----- Supplied data

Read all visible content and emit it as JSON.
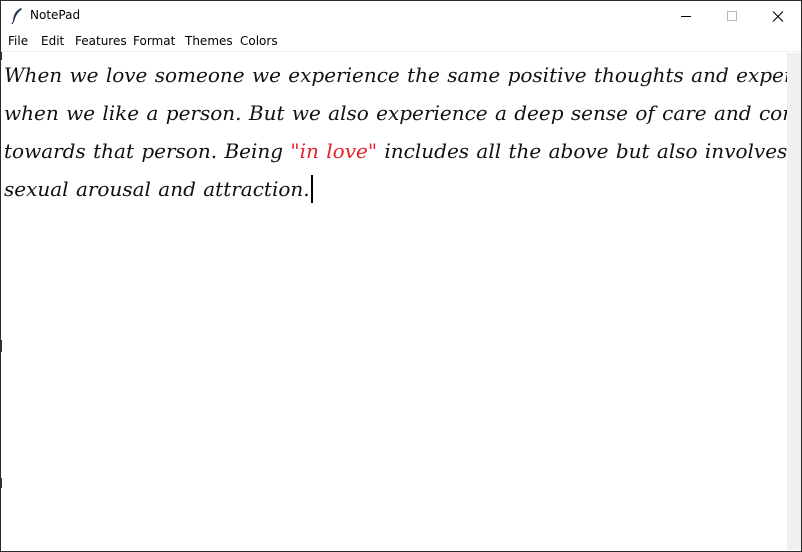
{
  "window": {
    "title": "NotePad",
    "icon": "feather-pen-icon",
    "controls": {
      "minimize_icon": "minimize-icon",
      "maximize_icon": "maximize-icon",
      "close_icon": "close-icon"
    }
  },
  "menubar": {
    "items": [
      {
        "label": "File"
      },
      {
        "label": "Edit"
      },
      {
        "label": "Features"
      },
      {
        "label": "Format"
      },
      {
        "label": "Themes"
      },
      {
        "label": "Colors"
      }
    ]
  },
  "editor": {
    "lines": [
      {
        "text": "When we love someone we experience the same positive thoughts and experiences as"
      },
      {
        "text": "when we like a person. But we also experience a deep sense of care and commitment"
      },
      {
        "before": "towards that person. Being ",
        "highlight": "\"in love\"",
        "after": " includes all the above but also involves feelings of"
      },
      {
        "text": "sexual arousal and attraction."
      }
    ],
    "highlight_color": "#e8202a",
    "text_color": "#111111"
  }
}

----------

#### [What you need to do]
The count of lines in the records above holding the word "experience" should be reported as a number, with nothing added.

#### [Output of the exercise]
2